EXTRACTED ENTRIES:
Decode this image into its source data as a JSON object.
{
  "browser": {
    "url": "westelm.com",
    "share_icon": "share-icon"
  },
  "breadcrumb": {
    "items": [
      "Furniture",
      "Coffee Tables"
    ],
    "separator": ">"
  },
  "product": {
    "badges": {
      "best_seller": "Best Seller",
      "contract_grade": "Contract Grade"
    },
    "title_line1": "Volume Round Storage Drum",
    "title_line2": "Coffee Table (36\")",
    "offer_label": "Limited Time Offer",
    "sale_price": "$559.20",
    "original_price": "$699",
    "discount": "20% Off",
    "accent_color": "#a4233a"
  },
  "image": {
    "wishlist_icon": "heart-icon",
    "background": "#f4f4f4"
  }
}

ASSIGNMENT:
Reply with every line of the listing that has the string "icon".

SOLUTION FOR THIS TASK:
    "share_icon": "share-icon"
    "wishlist_icon": "heart-icon",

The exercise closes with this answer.